On Demand Content
Original content is the bread and butter of modern streaming television. Its importance has not been lost on PokerGo, yet they seem completely lost on how to create or apply it. As of this writing, there are just eight options to choose from, though I think it’s more appropriate to just call it six. I don’t consider watching reruns of the Super High Roller Bowl from the past two years as being any more original than watching football highlights from 1983, no matter who owns the rights to them.
I will admit that I very much enjoyed Dead Money, the documentary of Matt Berkey’s run in the $300k Super High Roller Bowl this year. Unfortunately, PokerGo managed to cast some unnecessary doubt upon what would otherwise be a quality production by needlessly slicing up an hour-long feature into eight tiny segments before releasing them all at once. The result is a binge-watching experience designed for the anorexic demographic. The only purpose for this that I can think of would be so that live tournament grinders can peck away at it during shit breaks or so that PokerGo can create the illusion that they have more original content than they actually do.
As for Features, well…there really isn’t much that much featured there. In that regard, it’s basically a metaphor for the entire PokerGo experience. There are new episodes of Pokerography starring the likes of Liv Boeree, Johnny Chan, and Maria Ho, yet anyone who is likely to be interested enough to give their full attention are probably already familiar with their background stories. Beyond that, there is only SHRB 2017 Recaps and Dead Money.
The Event Replays section is exactly what you would expect, minus the thrill of the live countdown. My personal prediction is that this spot will serve as an incubation chamber for expired live events before they get a second life in the Featured or Originals section, where they will likely remain for the next two years or longer.
Should you feel like reliving the good old days of life before Black Friday, then look no further than The Vault. Here you have the options of watching pros play other pros wearing Full Tilt patches on Poker After Dark, pros tag teaming other pros wearing Full Tilt patches on Doubles Poker Championship, or pros wearing Full Tilt patches in the ultimate bumhunting contest against random donks on the NBC dud, Face the Ace. With so much FTP sponsored content, The Vault feels more like sifting through the evidence files of the US DOJ than taking a trip down memory lane.
I found this section of PokerGo to be not only tired, but flat out offensive. While watching these fallen poker angels swap my bankroll back and forth, it occurred to me that the only place I would pay money to watch any future videos of Howard Lederer or Chris “Judas” Ferguson would be on World Star Hip Hop. I mentioned earlier that PokerGo does not have a free trial period, but apparently, I was mistaken. It just goes by another name and it’s called YouTube.

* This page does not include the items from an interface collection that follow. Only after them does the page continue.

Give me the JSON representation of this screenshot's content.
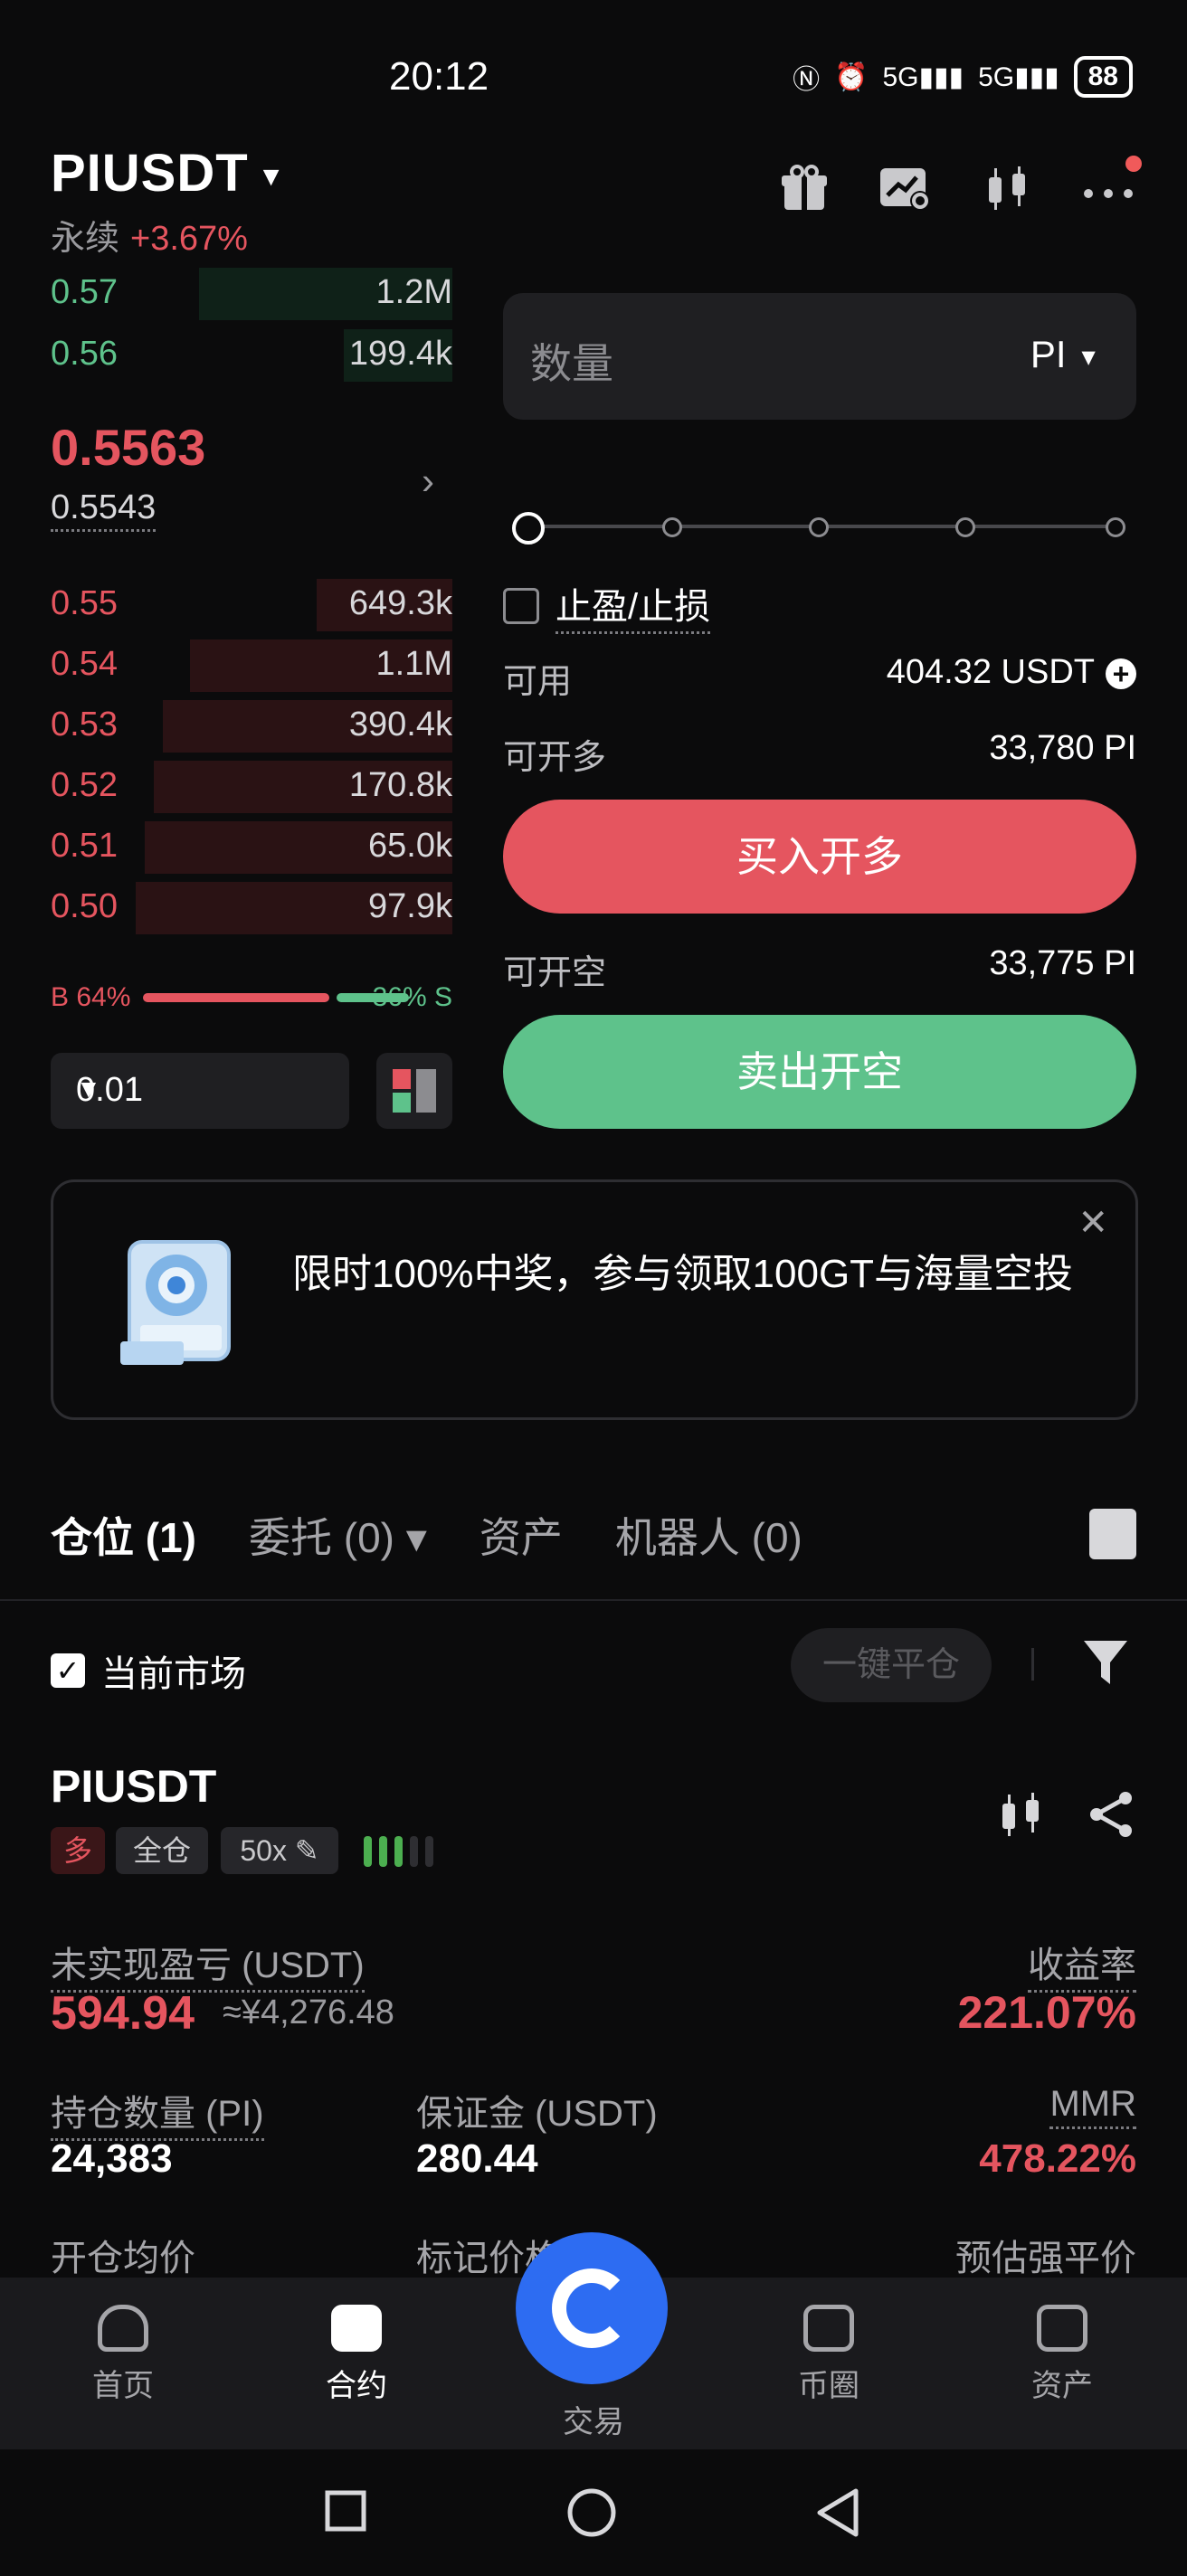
{
  "status_bar": {
    "time": "20:12",
    "signal1": "5G",
    "signal2": "5G",
    "battery": "88"
  },
  "header": {
    "pair": "PIUSDT",
    "type": "永续",
    "change": "+3.67%"
  },
  "orderbook": {
    "bids_top": [
      {
        "price": "0.57",
        "qty": "1.2M"
      },
      {
        "price": "0.56",
        "qty": "199.4k"
      }
    ],
    "last_price": "0.5563",
    "mark_price": "0.5543",
    "asks": [
      {
        "price": "0.55",
        "qty": "649.3k"
      },
      {
        "price": "0.54",
        "qty": "1.1M"
      },
      {
        "price": "0.53",
        "qty": "390.4k"
      },
      {
        "price": "0.52",
        "qty": "170.8k"
      },
      {
        "price": "0.51",
        "qty": "65.0k"
      },
      {
        "price": "0.50",
        "qty": "97.9k"
      }
    ],
    "buy_ratio_label": "B 64%",
    "sell_ratio_label": "36% S",
    "buy_ratio": 0.64,
    "precision": "0.01"
  },
  "order_form": {
    "qty_placeholder": "数量",
    "qty_unit": "PI",
    "tpsl_label": "止盈/止损",
    "available_label": "可用",
    "available_value": "404.32 USDT",
    "can_long_label": "可开多",
    "can_long_value": "33,780 PI",
    "buy_button": "买入开多",
    "can_short_label": "可开空",
    "can_short_value": "33,775 PI",
    "sell_button": "卖出开空"
  },
  "banner": {
    "text": "限时100%中奖，参与领取100GT与海量空投"
  },
  "tabs": [
    {
      "label": "仓位 (1)"
    },
    {
      "label": "委托 (0) ▾"
    },
    {
      "label": "资产"
    },
    {
      "label": "机器人 (0)"
    }
  ],
  "filters": {
    "current_market": "当前市场",
    "close_all": "一键平仓"
  },
  "position": {
    "symbol": "PIUSDT",
    "side": "多",
    "margin_mode": "全仓",
    "leverage": "50x",
    "upnl_label": "未实现盈亏 (USDT)",
    "upnl_value": "594.94",
    "upnl_cny": "≈¥4,276.48",
    "roe_label": "收益率",
    "roe_value": "221.07%",
    "size_label": "持仓数量 (PI)",
    "size_value": "24,383",
    "margin_label": "保证金 (USDT)",
    "margin_value": "280.44",
    "mmr_label": "MMR",
    "mmr_value": "478.22%",
    "entry_label": "开仓均价",
    "mark_label": "标记价格",
    "liq_label": "预估强平价"
  },
  "bottom_nav": [
    {
      "label": "首页"
    },
    {
      "label": "合约"
    },
    {
      "label": "交易"
    },
    {
      "label": "币圈"
    },
    {
      "label": "资产"
    }
  ]
}
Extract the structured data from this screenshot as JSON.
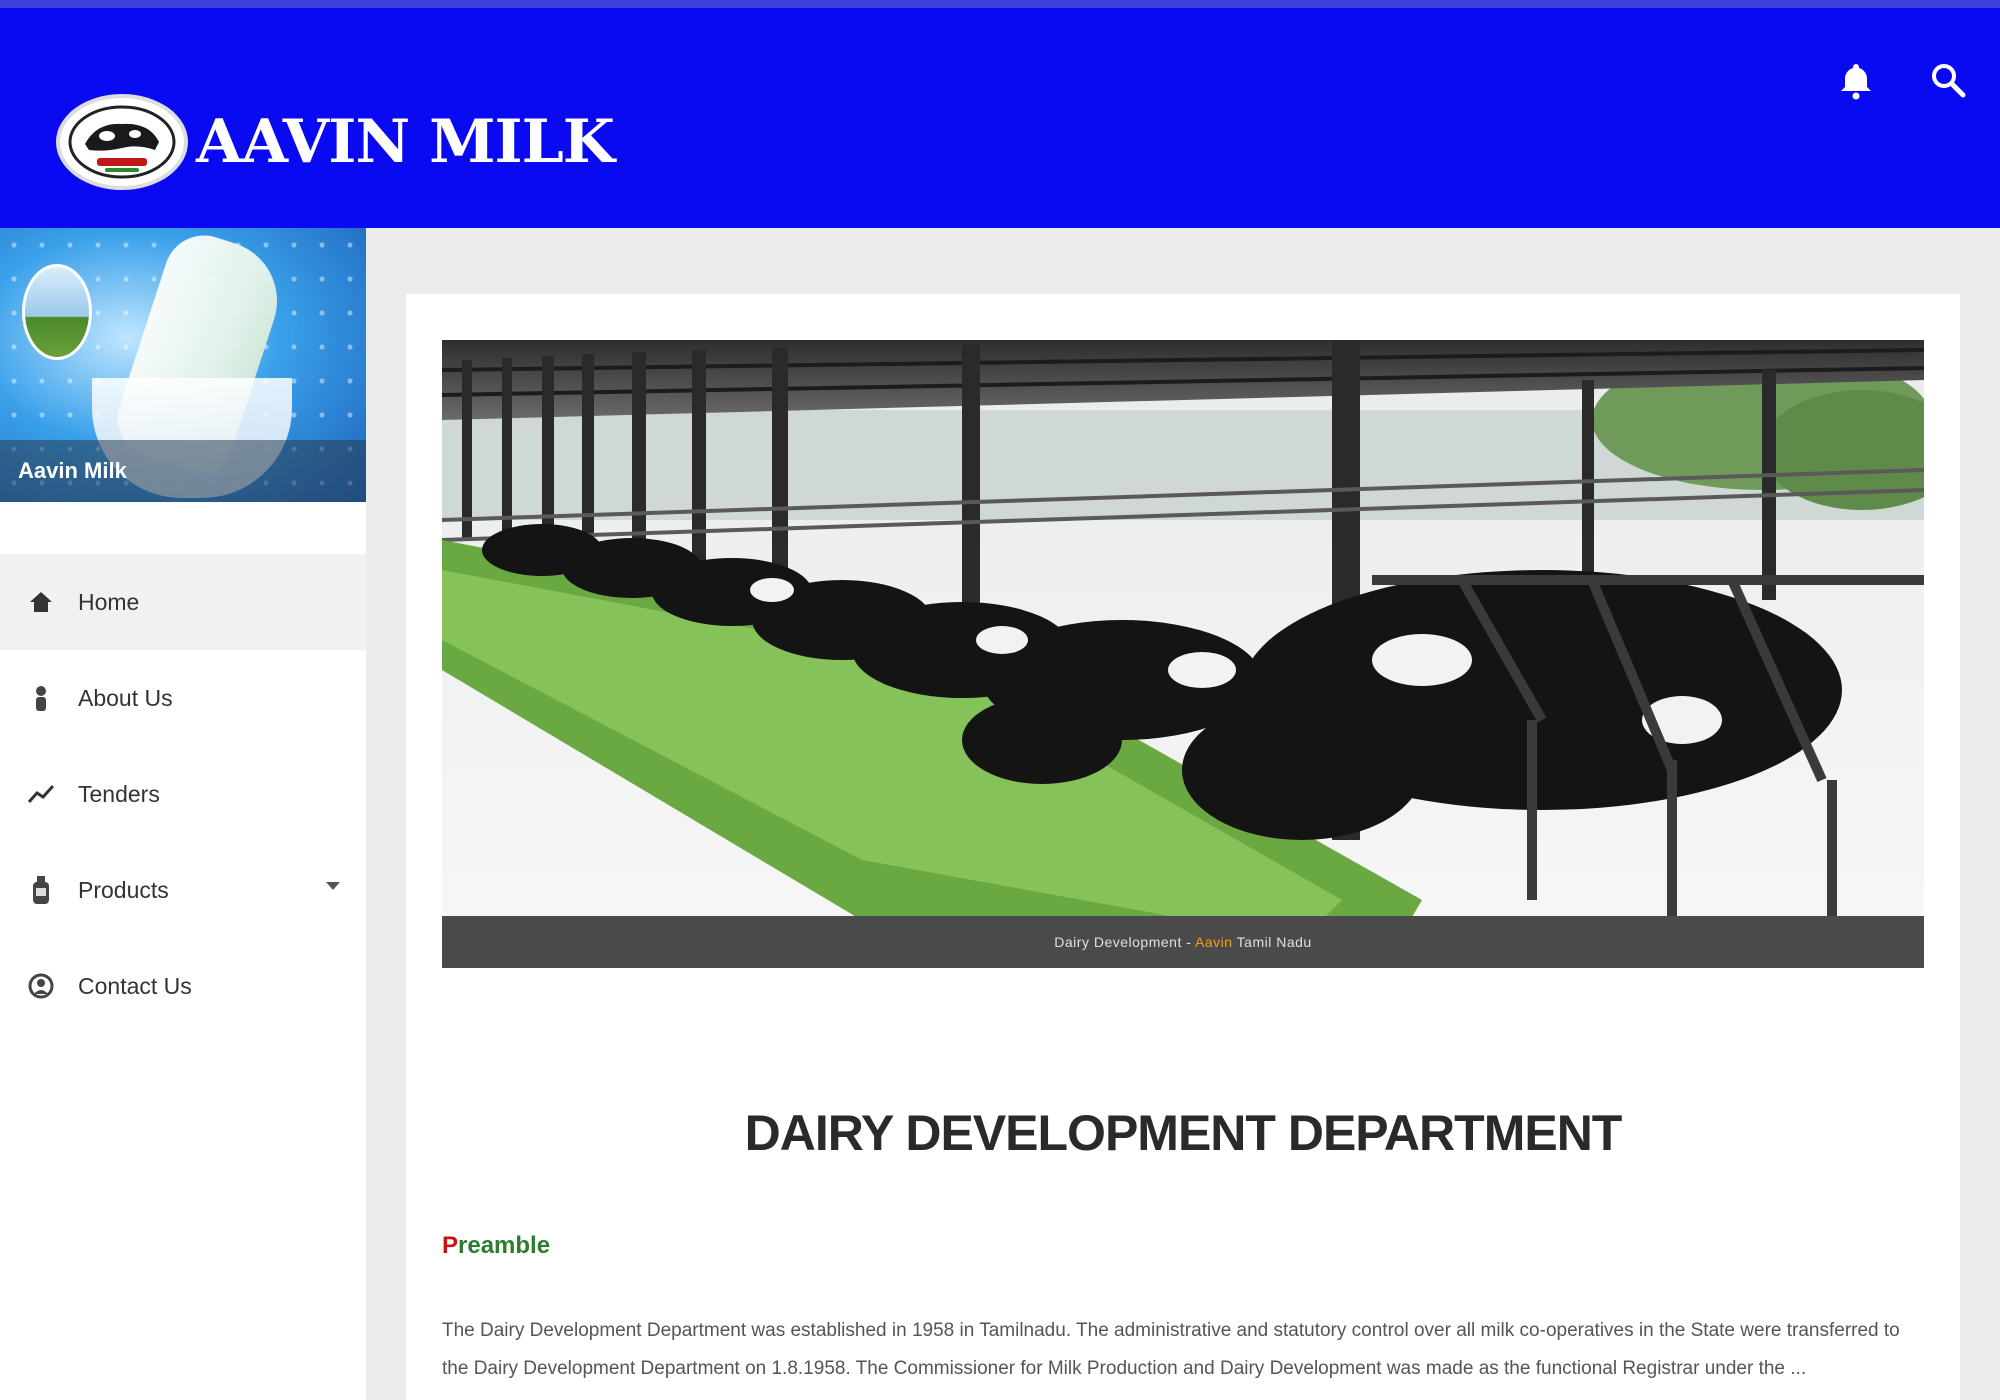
{
  "header": {
    "logo_text": "AAVIN MILK",
    "icons": {
      "notification": "bell-icon",
      "search": "search-icon"
    },
    "color": "#0a0af2"
  },
  "sidebar": {
    "banner_name": "Aavin Milk",
    "items": [
      {
        "label": "Home",
        "icon": "home-icon",
        "active": true
      },
      {
        "label": "About Us",
        "icon": "person-icon"
      },
      {
        "label": "Tenders",
        "icon": "chart-line-icon"
      },
      {
        "label": "Products",
        "icon": "bottle-icon",
        "has_submenu": true
      },
      {
        "label": "Contact Us",
        "icon": "contact-icon"
      }
    ]
  },
  "main": {
    "hero_caption_prefix": "Dairy Development - ",
    "hero_caption_highlight": "Aavin",
    "hero_caption_suffix": " Tamil Nadu",
    "title": "DAIRY DEVELOPMENT DEPARTMENT",
    "section_heading": "Preamble",
    "paragraph": "The Dairy Development Department was established in 1958 in Tamilnadu. The administrative and statutory control over all milk co-operatives in the State were transferred to the Dairy Development Department on 1.8.1958. The Commissioner for Milk Production and Dairy Development was made as the functional Registrar under the ..."
  },
  "colors": {
    "accent": "#0a0af2",
    "heading_green": "#2e7d2e",
    "heading_red": "#c81414"
  }
}
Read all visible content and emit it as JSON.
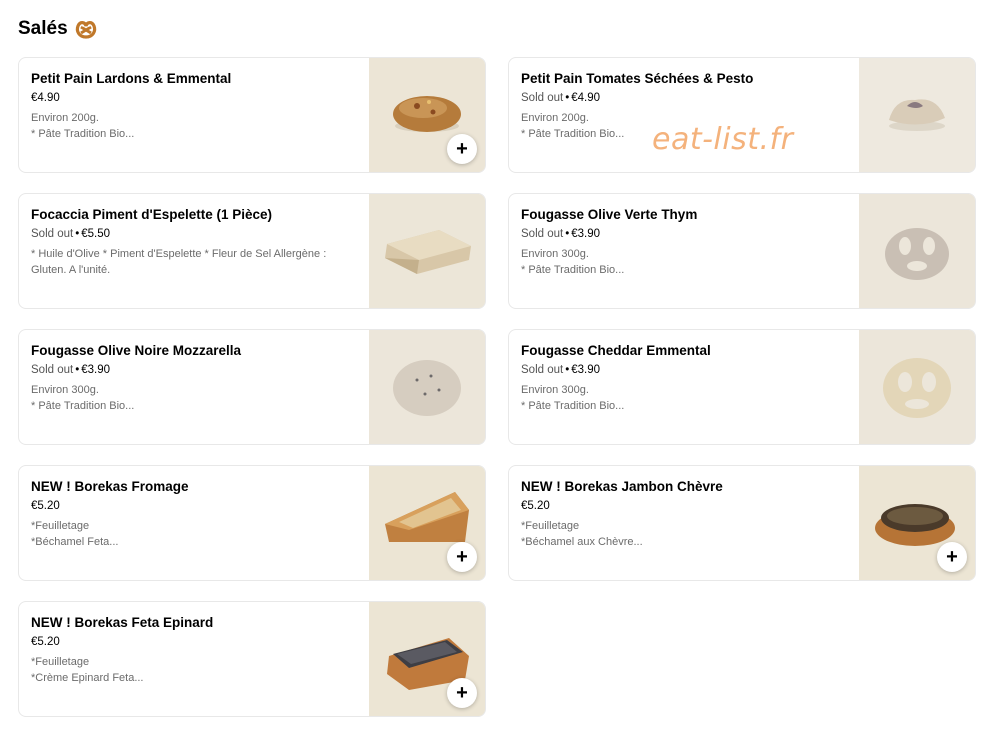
{
  "section": {
    "title": "Salés",
    "icon": "pretzel-icon"
  },
  "watermark": "eat-list.fr",
  "items": [
    {
      "title": "Petit Pain Lardons & Emmental",
      "sold_out": "",
      "price": "€4.90",
      "desc": [
        "Environ 200g.",
        "* Pâte Tradition Bio..."
      ],
      "add": "+",
      "photo": "bun-lardons"
    },
    {
      "title": "Petit Pain Tomates Séchées & Pesto",
      "sold_out": "Sold out",
      "price": "€4.90",
      "desc": [
        "Environ 200g.",
        "* Pâte Tradition Bio..."
      ],
      "add": "",
      "photo": "bun-tomato"
    },
    {
      "title": "Focaccia Piment d'Espelette (1 Pièce)",
      "sold_out": "Sold out",
      "price": "€5.50",
      "desc": [
        "* Huile d'Olive * Piment d'Espelette * Fleur de Sel Allergène :",
        "Gluten. A l'unité."
      ],
      "add": "",
      "photo": "focaccia"
    },
    {
      "title": "Fougasse Olive Verte Thym",
      "sold_out": "Sold out",
      "price": "€3.90",
      "desc": [
        "Environ 300g.",
        "* Pâte Tradition Bio..."
      ],
      "add": "",
      "photo": "fougasse-green"
    },
    {
      "title": "Fougasse Olive Noire Mozzarella",
      "sold_out": "Sold out",
      "price": "€3.90",
      "desc": [
        "Environ 300g.",
        "* Pâte Tradition Bio..."
      ],
      "add": "",
      "photo": "fougasse-black"
    },
    {
      "title": "Fougasse Cheddar Emmental",
      "sold_out": "Sold out",
      "price": "€3.90",
      "desc": [
        "Environ 300g.",
        "* Pâte Tradition Bio..."
      ],
      "add": "",
      "photo": "fougasse-cheddar"
    },
    {
      "title": "NEW ! Borekas Fromage",
      "sold_out": "",
      "price": "€5.20",
      "desc": [
        "*Feuilletage",
        "*Béchamel Feta..."
      ],
      "add": "+",
      "photo": "borekas-sesame"
    },
    {
      "title": "NEW ! Borekas Jambon Chèvre",
      "sold_out": "",
      "price": "€5.20",
      "desc": [
        "*Feuilletage",
        "*Béchamel aux Chèvre..."
      ],
      "add": "+",
      "photo": "borekas-dark"
    },
    {
      "title": "NEW ! Borekas Feta Epinard",
      "sold_out": "",
      "price": "€5.20",
      "desc": [
        "*Feuilletage",
        "*Crème Epinard Feta..."
      ],
      "add": "+",
      "photo": "borekas-poppy"
    }
  ]
}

The only thing of value contained within The Vault is the 2011 feature length documentary, Grinders. This is something of a minor cult classic that only holds much appeal to true poker fans. However, those same true poker fans would never confuse Grinders for Rounders, which is currently streaming on Netflix for a mere $8.95 per month…and you can cancel that at any time.